## Assigned task
Set down every record once more, exactly as given.

## Items listed in a dataset
● ● ● ●

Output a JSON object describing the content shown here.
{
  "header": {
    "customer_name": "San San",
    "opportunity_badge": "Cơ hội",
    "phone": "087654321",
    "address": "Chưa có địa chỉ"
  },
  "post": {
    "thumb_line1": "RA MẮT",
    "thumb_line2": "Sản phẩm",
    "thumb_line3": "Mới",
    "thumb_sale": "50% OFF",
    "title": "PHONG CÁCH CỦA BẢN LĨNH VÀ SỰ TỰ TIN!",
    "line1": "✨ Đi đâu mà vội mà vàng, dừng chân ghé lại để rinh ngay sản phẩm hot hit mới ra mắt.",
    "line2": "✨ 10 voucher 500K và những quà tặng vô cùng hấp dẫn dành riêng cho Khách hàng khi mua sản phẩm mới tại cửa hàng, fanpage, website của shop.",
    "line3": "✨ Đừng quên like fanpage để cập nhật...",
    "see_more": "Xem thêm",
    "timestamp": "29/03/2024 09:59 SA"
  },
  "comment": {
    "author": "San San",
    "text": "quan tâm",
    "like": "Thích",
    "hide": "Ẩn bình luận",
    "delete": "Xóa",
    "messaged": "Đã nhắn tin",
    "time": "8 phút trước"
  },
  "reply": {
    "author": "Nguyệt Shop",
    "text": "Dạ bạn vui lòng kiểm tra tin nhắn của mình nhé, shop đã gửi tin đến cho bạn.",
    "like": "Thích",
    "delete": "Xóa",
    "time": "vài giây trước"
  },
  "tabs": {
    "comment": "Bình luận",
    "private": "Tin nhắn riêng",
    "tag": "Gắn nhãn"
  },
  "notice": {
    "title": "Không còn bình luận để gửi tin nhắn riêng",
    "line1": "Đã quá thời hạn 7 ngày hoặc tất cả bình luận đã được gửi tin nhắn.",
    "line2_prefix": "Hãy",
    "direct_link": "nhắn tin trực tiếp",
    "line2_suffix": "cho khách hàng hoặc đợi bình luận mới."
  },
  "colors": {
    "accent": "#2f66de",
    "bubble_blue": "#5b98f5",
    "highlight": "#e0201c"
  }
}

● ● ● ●

## Your response
Output a JSON object describing the content shown here.
{
  "header": {
    "customer_name": "San San",
    "opportunity_badge": "Cơ hội",
    "phone": "087654321",
    "address": "Chưa có địa chỉ"
  },
  "post": {
    "thumb_line1": "RA MẮT",
    "thumb_line2": "Sản phẩm",
    "thumb_line3": "Mới",
    "thumb_sale": "50% OFF",
    "title": "PHONG CÁCH CỦA BẢN LĨNH VÀ SỰ TỰ TIN!",
    "line1": "✨ Đi đâu mà vội mà vàng, dừng chân ghé lại để rinh ngay sản phẩm hot hit mới ra mắt.",
    "line2": "✨ 10 voucher 500K và những quà tặng vô cùng hấp dẫn dành riêng cho Khách hàng khi mua sản phẩm mới tại cửa hàng, fanpage, website của shop.",
    "line3": "✨ Đừng quên like fanpage để cập nhật...",
    "see_more": "Xem thêm",
    "timestamp": "29/03/2024 09:59 SA"
  },
  "comment": {
    "author": "San San",
    "text": "quan tâm",
    "like": "Thích",
    "hide": "Ẩn bình luận",
    "delete": "Xóa",
    "messaged": "Đã nhắn tin",
    "time": "8 phút trước"
  },
  "reply": {
    "author": "Nguyệt Shop",
    "text": "Dạ bạn vui lòng kiểm tra tin nhắn của mình nhé, shop đã gửi tin đến cho bạn.",
    "like": "Thích",
    "delete": "Xóa",
    "time": "vài giây trước"
  },
  "tabs": {
    "comment": "Bình luận",
    "private": "Tin nhắn riêng",
    "tag": "Gắn nhãn"
  },
  "notice": {
    "title": "Không còn bình luận để gửi tin nhắn riêng",
    "line1": "Đã quá thời hạn 7 ngày hoặc tất cả bình luận đã được gửi tin nhắn.",
    "line2_prefix": "Hãy",
    "direct_link": "nhắn tin trực tiếp",
    "line2_suffix": "cho khách hàng hoặc đợi bình luận mới."
  },
  "colors": {
    "accent": "#2f66de",
    "bubble_blue": "#5b98f5",
    "highlight": "#e0201c"
  }
}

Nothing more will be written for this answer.